**Try it**
Could you find each line of the data below that contains the word "JSON" and copy those lines?

**Provided data**
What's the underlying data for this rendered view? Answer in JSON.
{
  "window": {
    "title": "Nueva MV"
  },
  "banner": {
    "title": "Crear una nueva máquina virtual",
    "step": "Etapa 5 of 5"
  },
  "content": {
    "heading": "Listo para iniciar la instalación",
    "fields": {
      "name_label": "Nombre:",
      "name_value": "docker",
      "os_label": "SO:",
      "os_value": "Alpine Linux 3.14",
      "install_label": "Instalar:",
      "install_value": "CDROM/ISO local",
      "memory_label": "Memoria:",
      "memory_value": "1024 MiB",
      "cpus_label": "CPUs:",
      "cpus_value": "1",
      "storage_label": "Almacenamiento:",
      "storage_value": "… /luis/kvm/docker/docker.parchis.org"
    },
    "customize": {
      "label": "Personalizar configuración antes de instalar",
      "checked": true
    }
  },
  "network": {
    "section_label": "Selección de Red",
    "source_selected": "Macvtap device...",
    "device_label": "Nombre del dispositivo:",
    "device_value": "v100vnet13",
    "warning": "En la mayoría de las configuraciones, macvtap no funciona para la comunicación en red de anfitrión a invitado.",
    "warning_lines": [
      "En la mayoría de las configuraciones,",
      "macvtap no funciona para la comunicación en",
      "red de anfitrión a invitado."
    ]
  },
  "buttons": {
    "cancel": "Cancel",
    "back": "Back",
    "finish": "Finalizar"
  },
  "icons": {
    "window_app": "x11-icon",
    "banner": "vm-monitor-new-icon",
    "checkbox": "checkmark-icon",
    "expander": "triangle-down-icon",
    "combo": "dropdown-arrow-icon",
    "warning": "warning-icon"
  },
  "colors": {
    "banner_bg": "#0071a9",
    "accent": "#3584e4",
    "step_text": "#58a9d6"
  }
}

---

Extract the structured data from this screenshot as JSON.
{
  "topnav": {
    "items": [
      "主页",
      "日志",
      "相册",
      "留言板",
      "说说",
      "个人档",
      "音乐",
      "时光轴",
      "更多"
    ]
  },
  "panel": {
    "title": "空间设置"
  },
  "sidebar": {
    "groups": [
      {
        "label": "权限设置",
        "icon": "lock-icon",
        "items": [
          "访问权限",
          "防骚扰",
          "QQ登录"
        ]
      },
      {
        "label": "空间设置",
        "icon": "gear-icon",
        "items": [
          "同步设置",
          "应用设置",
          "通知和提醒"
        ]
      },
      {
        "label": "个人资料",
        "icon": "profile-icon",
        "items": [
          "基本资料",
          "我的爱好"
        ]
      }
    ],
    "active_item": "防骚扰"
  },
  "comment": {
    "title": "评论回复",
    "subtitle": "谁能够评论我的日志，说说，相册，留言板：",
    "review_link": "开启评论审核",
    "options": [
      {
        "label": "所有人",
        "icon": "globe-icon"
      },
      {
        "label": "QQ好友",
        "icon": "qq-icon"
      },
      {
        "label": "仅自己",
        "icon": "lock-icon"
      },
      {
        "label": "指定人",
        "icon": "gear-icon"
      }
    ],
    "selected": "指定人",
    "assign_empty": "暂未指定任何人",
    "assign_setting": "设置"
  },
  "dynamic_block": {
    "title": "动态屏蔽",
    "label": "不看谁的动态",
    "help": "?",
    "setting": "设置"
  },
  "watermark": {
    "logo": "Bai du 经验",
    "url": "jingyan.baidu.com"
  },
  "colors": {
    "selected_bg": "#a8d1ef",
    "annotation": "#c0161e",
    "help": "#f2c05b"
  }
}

**Solution for this exercise**
What's the underlying data for this rendered view? Answer in JSON.
Extract the structured data from this screenshot as JSON.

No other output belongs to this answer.